Point being? That not everyone who writes a blog is an uneducated imbecile who doesn’t deserve a voice, as Mr. Lynch not so discreetly implies. I take exception to the notion that just because a person chooses to write on their own terms it makes them less of a writer than someone who gets paid to roll out mundane “inverted pyramid” style news articles for a broadsheet paper. While a payroll journalist gets the freedom to write about whatever the editor decides, the blogger utilises initiative and crafts something. The blogger has the creative independence that the paid reporter can only hope to someday earn professionally and the blogger can, if he plays his cards right, generate as much attention for their work as any byline can for theirs.
The fact is that, as much as old school “I used to have to walk a mile in the snow just to get clean drinking water” grouches like Mr. Lynch are loathe to tolerate it, the internet is the future of communication. Matter fact, it’s not even the future. It’s the present. This month, Encyclopaedia Britannica announced that, after 244 years in print, it would now only be available online. I mean, I love books (I refuse to ever have a Kindle, for example) but if that’s not one of the final nails in the coffin of the printed word, I don’t know what is. Also, here’s a link to an article listing all the major news stories that were broken on twitter (by the layman) before anywhere else: http://www.techradar.com/news/internet/10-news-stories-that-broke-on-twitter-first-719532
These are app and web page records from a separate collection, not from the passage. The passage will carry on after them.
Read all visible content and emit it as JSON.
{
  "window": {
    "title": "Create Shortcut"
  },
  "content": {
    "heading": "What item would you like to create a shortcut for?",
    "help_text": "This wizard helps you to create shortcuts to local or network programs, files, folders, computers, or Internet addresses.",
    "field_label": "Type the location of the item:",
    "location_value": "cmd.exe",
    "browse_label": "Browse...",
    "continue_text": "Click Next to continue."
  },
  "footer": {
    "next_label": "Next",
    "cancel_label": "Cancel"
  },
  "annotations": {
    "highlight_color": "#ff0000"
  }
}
In his tirade, Mr. Lynch alleges that “being good is not the point anymore.” Well, I respectfully disagree with that principle. Being “good” remains an essential component in any piece of journalism whether it comes in the form of an article, a column, a blog or even a tweet. Regardless of the encompassing accessibility of blogging to anyone with a notion to be heard in some way, good writers remain; There are people out there who are perceptive, creative, witty, outspoken and ingenious. They write, undiscovered and unappreciated. But doing it for one common reason: A love of writing.
And what’s wrong with that Declan Lynch?